Plant of the month February: Helleborus
The Helleborus are my favorite perennials in the garden. There are now just over 100 different varieties and I am not getting tired of looking for particularly attractive flower colors and shapes. When the garden remains in the winter dormancy and from december onwards the individual varieties gradually push their blossoms – regardless of the weather – it is a bit magical. And when spring roses start in February / March, that’s a spring promise. It is not without reason that the internationally known german breeder Josef Heuger has named his spring spring helleborus series Spring PromiseÓ.
The hellebori belongs to the buttercup family (Ranunculaceae), which also includes the wood vine (Clematis), the larkspur (Delphinium) or the globeflower (Trollius).
The genus helleborus with about 20 species is limited in its distribution to the northern hemisphere with Europe and Asia.
The largest concentration of species of helleborus is found around the Mediterranean area but various species are also found on the coasts of the Black Sea.
For the home garden, three groups have currently emerged and have proven very successful:
Christmas rose (Helleborus niger):
- bright white flowers
- Varieties with different flowering times
- early varieties bloom in November
- thrive in the garden in locations where they are protected from the midday sun in summer
Snow rose (from hybrids with Helleborus niger):
- white, greenish, pink or purple flowers
- Flowering period from November to April
- thrive in the garden in sunny places
Lenzrose (Helleborus Hybridus)
- particularly large variety of flower colors
- diverse flower shapes
- Flowering from January to May
- thrive in the garden in shady to partially shaded locations
The various popular names for helleborus, such as christmas rose, snow rose, spring rose, oracle flower, devil’s herb or hellebore indicate a long mythological tradition. The origin of these names is based in part either on a scientific phenomenon or on historical traditions.
helleborus species are very popular for the garden, especially because of their special flowering period in winter and spring. If most of the other plants are still in hibernation, they make their grand entrance in the garden. The first christmas roses start to show their pure white flowers from the end of October. The pink and cream-colored snow roses start to bloom in December and the colorful spring roses follow between February and April.

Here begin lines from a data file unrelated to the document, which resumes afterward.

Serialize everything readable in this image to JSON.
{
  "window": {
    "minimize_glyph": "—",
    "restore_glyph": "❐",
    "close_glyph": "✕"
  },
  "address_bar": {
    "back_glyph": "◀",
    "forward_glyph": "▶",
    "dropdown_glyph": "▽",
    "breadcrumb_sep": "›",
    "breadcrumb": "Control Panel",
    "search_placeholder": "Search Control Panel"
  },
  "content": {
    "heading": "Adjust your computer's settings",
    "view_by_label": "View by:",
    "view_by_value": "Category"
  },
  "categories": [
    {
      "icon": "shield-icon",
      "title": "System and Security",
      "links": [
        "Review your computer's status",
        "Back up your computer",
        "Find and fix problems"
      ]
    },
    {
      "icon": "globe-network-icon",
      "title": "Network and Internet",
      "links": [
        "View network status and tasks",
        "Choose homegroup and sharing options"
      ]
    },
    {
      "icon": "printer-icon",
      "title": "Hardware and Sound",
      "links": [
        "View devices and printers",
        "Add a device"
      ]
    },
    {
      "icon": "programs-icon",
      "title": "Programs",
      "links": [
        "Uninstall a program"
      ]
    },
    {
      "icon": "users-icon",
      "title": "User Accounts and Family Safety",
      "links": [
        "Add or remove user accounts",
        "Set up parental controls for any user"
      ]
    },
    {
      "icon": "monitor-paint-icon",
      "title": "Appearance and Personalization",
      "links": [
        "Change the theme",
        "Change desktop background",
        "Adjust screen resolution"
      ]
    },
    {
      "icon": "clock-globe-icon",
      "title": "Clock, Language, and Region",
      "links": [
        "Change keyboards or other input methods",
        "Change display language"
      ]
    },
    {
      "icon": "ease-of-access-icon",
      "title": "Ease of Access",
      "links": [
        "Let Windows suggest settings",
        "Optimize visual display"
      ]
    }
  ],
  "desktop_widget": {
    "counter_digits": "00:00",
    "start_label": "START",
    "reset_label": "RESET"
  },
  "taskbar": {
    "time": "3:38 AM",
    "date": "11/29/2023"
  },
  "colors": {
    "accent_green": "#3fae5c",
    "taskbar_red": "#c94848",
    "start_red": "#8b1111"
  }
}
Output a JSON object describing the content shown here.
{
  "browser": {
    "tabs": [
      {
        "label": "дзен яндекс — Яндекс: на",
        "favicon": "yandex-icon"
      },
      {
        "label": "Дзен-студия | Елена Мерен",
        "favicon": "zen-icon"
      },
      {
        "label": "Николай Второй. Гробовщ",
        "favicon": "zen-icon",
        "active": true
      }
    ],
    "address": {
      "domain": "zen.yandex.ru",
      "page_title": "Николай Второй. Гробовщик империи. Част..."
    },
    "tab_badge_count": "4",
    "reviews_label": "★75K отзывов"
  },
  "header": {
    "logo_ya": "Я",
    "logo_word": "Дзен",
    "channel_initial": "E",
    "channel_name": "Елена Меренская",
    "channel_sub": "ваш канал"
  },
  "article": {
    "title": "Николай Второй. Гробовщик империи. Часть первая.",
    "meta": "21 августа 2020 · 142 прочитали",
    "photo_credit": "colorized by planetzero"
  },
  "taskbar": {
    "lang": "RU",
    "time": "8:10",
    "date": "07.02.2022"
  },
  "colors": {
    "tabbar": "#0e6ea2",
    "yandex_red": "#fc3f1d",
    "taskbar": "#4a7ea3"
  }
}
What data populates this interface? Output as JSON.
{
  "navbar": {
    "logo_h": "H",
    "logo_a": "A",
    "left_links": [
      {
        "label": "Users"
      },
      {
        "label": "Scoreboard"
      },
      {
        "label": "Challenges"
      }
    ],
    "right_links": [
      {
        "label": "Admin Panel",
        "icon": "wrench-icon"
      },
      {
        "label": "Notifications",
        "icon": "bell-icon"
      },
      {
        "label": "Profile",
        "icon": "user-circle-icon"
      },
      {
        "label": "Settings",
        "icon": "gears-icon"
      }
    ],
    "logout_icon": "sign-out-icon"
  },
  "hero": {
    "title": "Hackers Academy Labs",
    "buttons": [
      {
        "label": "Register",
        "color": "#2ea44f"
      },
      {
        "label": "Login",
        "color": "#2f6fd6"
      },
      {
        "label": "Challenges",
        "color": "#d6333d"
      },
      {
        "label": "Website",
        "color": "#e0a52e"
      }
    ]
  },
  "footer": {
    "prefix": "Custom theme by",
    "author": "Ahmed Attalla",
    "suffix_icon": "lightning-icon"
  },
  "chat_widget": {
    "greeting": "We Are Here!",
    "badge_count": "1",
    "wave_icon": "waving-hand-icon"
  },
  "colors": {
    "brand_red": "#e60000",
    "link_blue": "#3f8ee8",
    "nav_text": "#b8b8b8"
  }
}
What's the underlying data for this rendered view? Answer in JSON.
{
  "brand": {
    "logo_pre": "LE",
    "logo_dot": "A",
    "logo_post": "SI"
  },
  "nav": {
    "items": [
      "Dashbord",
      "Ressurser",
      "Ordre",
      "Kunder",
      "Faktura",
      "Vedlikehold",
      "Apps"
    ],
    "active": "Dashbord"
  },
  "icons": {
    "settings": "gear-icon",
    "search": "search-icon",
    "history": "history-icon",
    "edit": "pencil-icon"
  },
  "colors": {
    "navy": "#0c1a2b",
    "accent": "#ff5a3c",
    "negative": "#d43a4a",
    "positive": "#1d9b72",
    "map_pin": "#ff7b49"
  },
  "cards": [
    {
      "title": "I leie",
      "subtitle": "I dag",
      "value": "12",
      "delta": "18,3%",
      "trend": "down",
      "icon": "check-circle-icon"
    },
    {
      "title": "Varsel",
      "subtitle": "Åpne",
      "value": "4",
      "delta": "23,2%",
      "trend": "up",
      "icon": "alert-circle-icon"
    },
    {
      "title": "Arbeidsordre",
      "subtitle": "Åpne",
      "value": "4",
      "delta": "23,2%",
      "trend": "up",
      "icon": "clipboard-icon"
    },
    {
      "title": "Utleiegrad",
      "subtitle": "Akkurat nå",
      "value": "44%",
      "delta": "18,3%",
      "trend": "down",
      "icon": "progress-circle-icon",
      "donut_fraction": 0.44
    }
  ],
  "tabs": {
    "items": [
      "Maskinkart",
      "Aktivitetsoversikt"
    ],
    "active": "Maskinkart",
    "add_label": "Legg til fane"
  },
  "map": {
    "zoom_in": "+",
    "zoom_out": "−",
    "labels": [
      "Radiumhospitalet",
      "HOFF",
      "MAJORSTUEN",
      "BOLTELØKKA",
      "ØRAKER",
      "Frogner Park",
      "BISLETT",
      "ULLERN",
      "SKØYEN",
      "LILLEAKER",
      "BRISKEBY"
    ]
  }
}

They are best used with early flowering plant partners. During the summer, most helleborus varieties with their large, leather-like leaves appear as attractive ornamental leaves.
Christmas roses and spring roses love semi-shady to shady planting places and are therefore well suited for planting under trees & shrubs. The snow roses can cope well in the garden with a sunny location. Christmas roses in the garden are easy to care for, prefer nutrient-rich and calcareous soils, but like snow lilies and spring roses can also be found in other locations as long as the soil is not prone to waterlogging.
Very light and sandy soils can be improved by incorporating some bark humus, a little dolomite lime and horn shavings. Crushed egg shells can also be used instead of dolomite lime.
Perennials, bulbs and shrubs that are not too wide-spread and like helleborus, are not a nuisance to their neighbors as permanent companions in the garden.
In our garden we have combined most helleborus with finer, special shrubs and early flowering bulbs.
Examples of woody plants in our garden: snowball, march cherry, magnificent spars, dogwood, ornamental apple, Judas tree, ..
For the spring bulbs, we chose crocuses, anemones, liverflowers, snowdrops and march cups.
However, there is no limit to the design imagination. They go well with clumpy ferns as well as filigree grasses.
Christmas, snow and spring roses are easy to care for, winter hardy, resistant and will give you years of pleasure.
Intensive breeding work – especially in the past two decades – has created homogeneous and healthy new crosses that inspire in diverse flower variations. For us, an indispensable design perennial in the garden.
Sources: www.helleborus.de / bruchergarten